She said that payment is optional and is only there to ensure that people show up to spend time with her son, Christian Bowers.
Editor's note: This article was originally published on April 3, 2023. It has since been updated.
The CDC reported that in 2008, approximately one in every 1,200 individuals residing in the United States had Down syndrome. Despite advancements in inclusion and employment opportunities, some individuals with Down syndrome face difficulties while maintaining a social life after graduating.
Christian Bowers, a 24-year-old man from Missouri, was one such individual who longed for friends but struggled to connect with people his own age. In response, his mother, Donna Herter, devised a solution: she offered to pay $80 to men between the ages of 20 and 28 to spend a couple of hours with Christian twice a month, playing video games and socializing.
Herter told TODAY, "Christian is a social bug and when we're in public, he'll invite anyone to join us." Her heart was shattered when her son asked her, "When will my friends come over?" She was at a loss for words and didn't know how to address the situation.
To remedy the problem, Herter took to Facebook and made a post seeking a young man aged between 20 to 28 who would be interested in earning some additional income. She offered to pay him to be her son's companion for two hours, twice a month, stating that Bowers lacked friends in his age group.
She said, "Obviously he won't know you are getting paid, but that you are there for him those two days." Herter further specified that getting paid is optional.

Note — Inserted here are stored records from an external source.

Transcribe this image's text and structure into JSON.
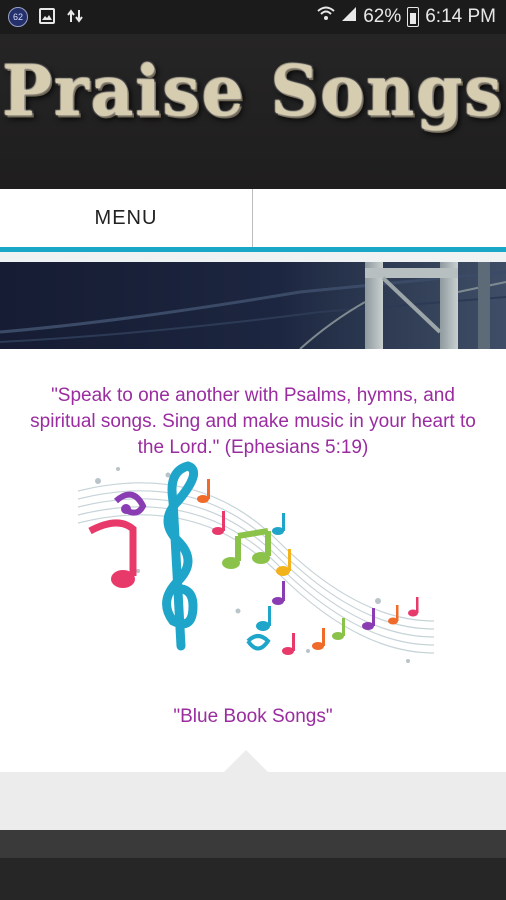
{
  "status_bar": {
    "notification_badge": "62",
    "battery_percent": "62%",
    "time": "6:14 PM",
    "icons": [
      "notification-badge-icon",
      "image-icon",
      "data-transfer-icon",
      "wifi-icon",
      "signal-icon",
      "battery-icon"
    ]
  },
  "header": {
    "logo_text": "Praise Songs"
  },
  "menu": {
    "label": "MENU"
  },
  "content": {
    "verse": "\"Speak to one another with Psalms, hymns, and spiritual songs. Sing and make music in your heart to the Lord.\" (Ephesians 5:19)",
    "link_label": "\"Blue Book Songs\""
  },
  "colors": {
    "accent_teal": "#19a7c8",
    "verse_purple": "#9a2ca0"
  }
}
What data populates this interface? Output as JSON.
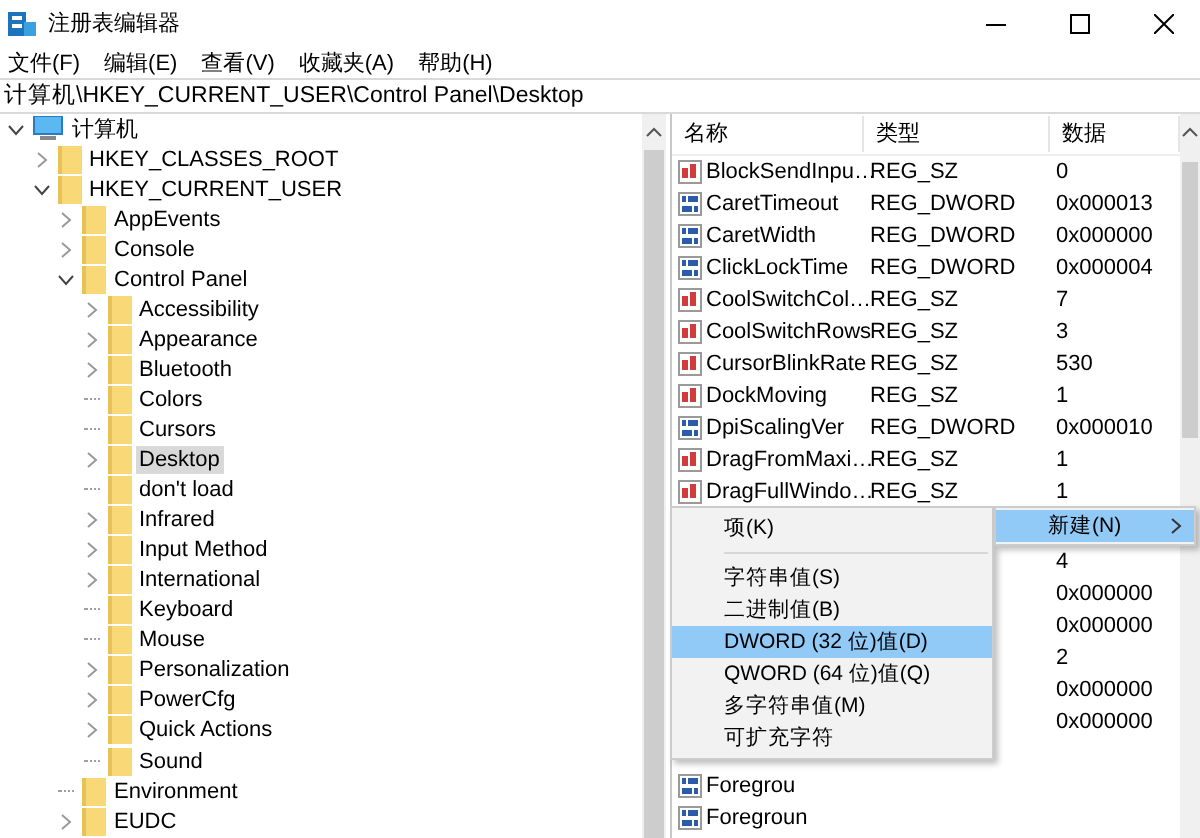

It is just to ensure that the person shows up. Herter had hoped to attract a few applicants from her social media post before going to bed.
However, when she woke up, she was surprised to find that her post had been shared over 6,000 times, reaching people as far away as Ireland and Japan. Her message not only resonated with parents of special needs children but also with individuals from all walks of life who wanted to befriend Bowers.
As a result, their original plan came to fruition, with at least four young men visiting Christian to play video games and watch movies. The best part was that, according to Herter, they all declined any payment. Furthermore, he spent Valentine's Day hanging out and snacking with a group of officers while receiving care packages from the St. Louis Blues and the New York Fire Department's Station 32. Bowers' schedule is currently full until July. Herter has provided her Facebook followers with a P.O. Box and a physical address to send any fan-mail or care packages.
She said, "The love being shown to our son is amazing. Christian says having friends over feels like heaven. He goes to bed with a smile on his face and when he talks to himself, I know he is replaying everything."
Meanwhile, she said, there have been allegations from some individuals accusing her of "selling" Bowers. She said addressing these allegations, "I'm not selling my kid; I'm selling two hours of his time. Unless you have a child with special needs, you won't understand the pain they go through every single day. My hope is that a few of these young men will want to stick around for years to come."